I spent Saturday in Oxford, home of the famed university. Although I had heard about its beauty and prestige, I didn’t realize exactly how much history occurred here. For example, the building below? Lewis Carroll studied and taught here — telling the real-life Alice his stories of Wonderland in the adjacent garden — and the dining hall was replicated for the “Harry Potter” movie series.
Our tour guide was awesome. She showed us where Diagon Alley and infirmary scenes from “Harry Potter” were filmed. We saw the window of Bill Clinton’s former room, where he lived as a Rhodes Scholar. We saw the lamp post featured in the “Chronicles of Narnia” book series and an engraved Mr. Tumnus in the doorway of the former home of C.S. Lewis.
She even directed us to The Eagle and Child, a pub where J.R.R. Tolkien and C.S. Lewis would meet weekly over drinks to discuss their latest work. The inside is filled with literary references, and I was, unsurprisingly, all about it.
The Eagle and Child pub, Oxford
To end the day, my friend Abby and I climbed to the top of the university church, where we got a beautiful panoramic view of the city.
View of Oxford University buildings
On Sunday, we went to Warwick Castle, which is perhaps most known today for being a “Merlin” filming location. Lots of royalty — actual royalty, such as Marie Antoinette, and pop royalty, such as Mick Jagger — have spent time there, as it has exchanged hands several times throughout the past 1,100 years. The company that owns Madame Toussard’s bought the castle several years ago and has turned it into a family-friendly tourist destination.
View of Warwick Castle from the side
My favorite parts? Seeing peacocks in the garden and climbing up (literally) hundreds of stairs to walk around the top of the castle.

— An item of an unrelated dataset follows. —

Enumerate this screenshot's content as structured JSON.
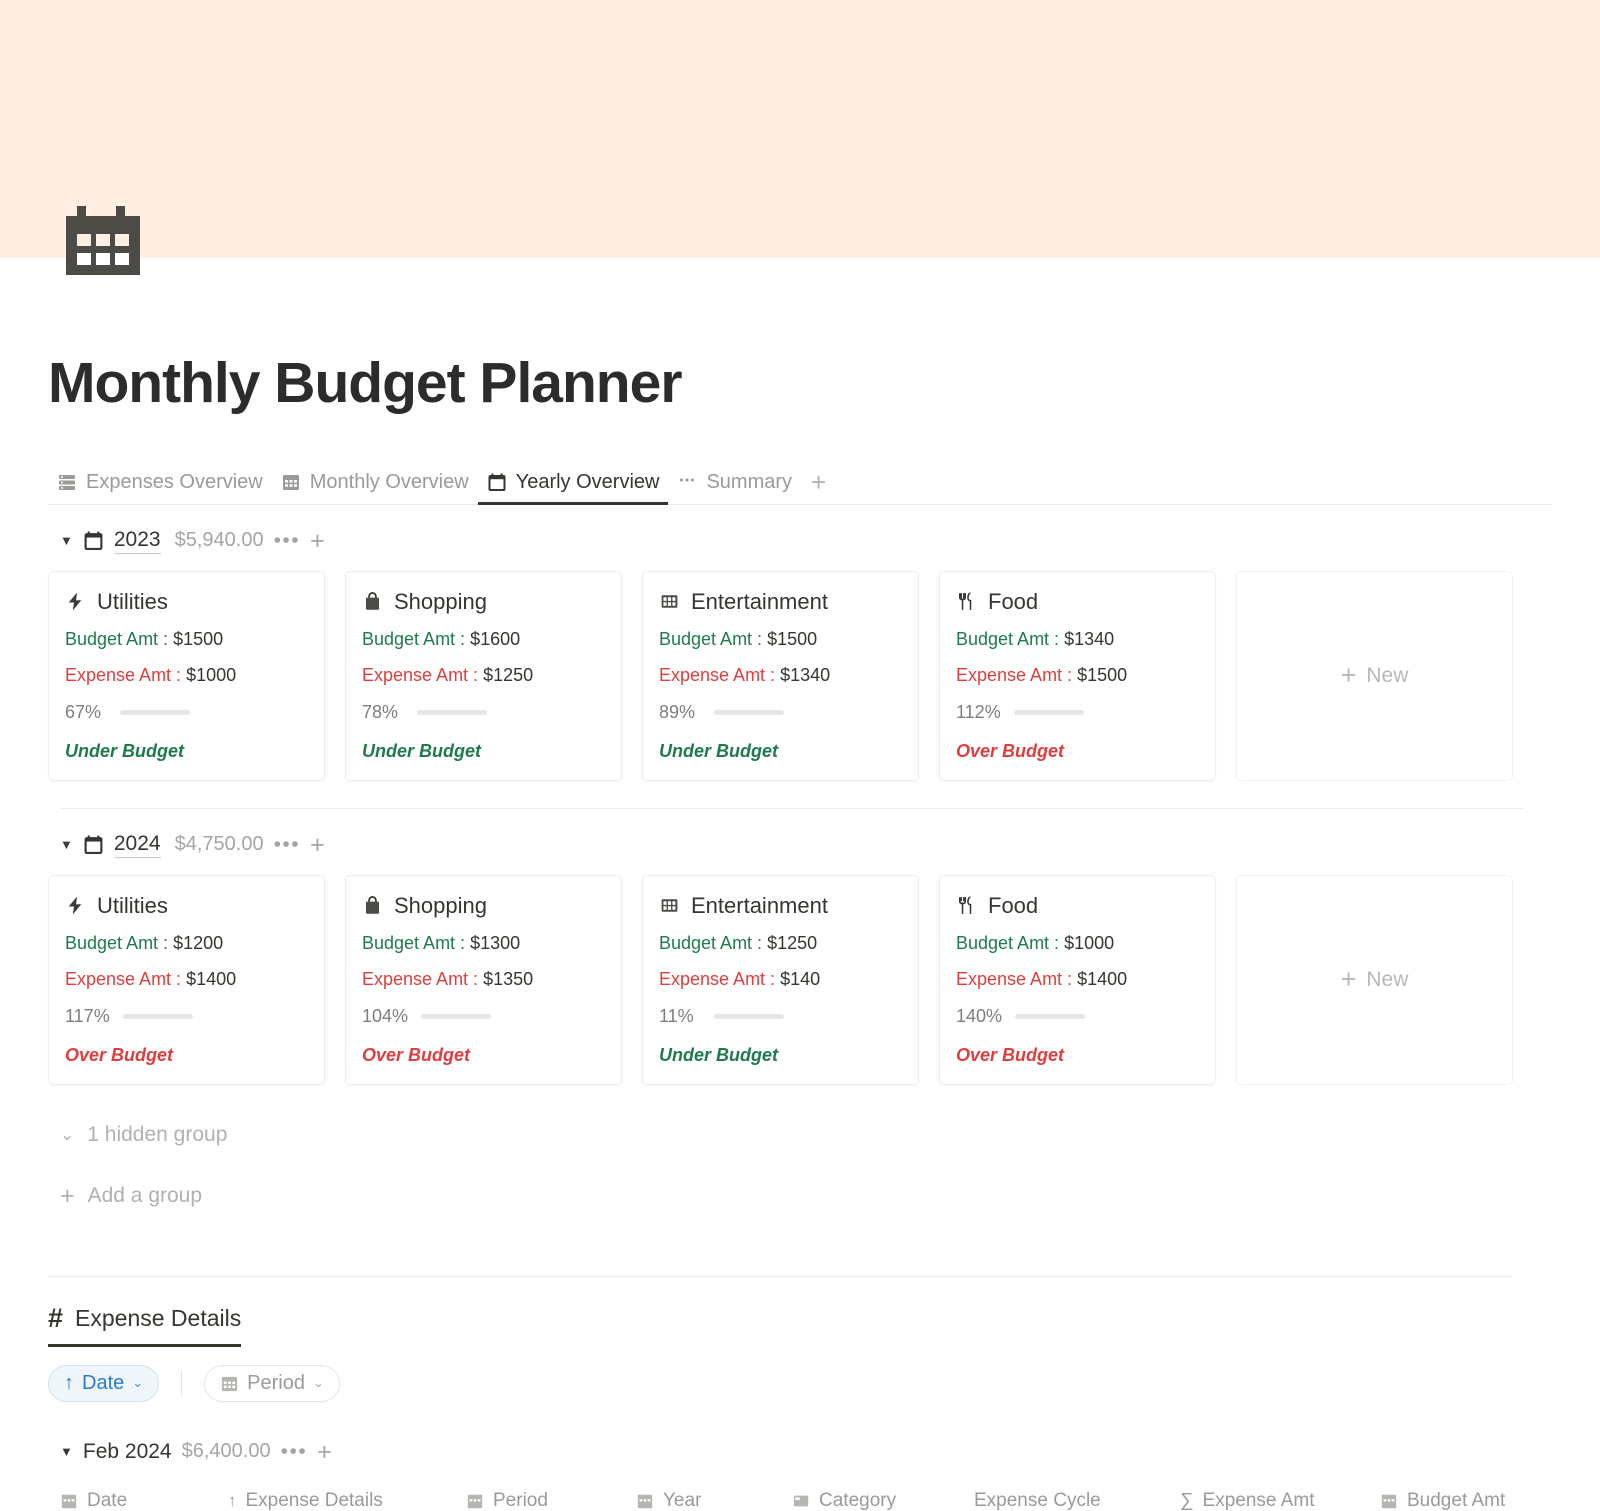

I’m glad I got to see so much history that weekend in places I might not ordinarily think to go.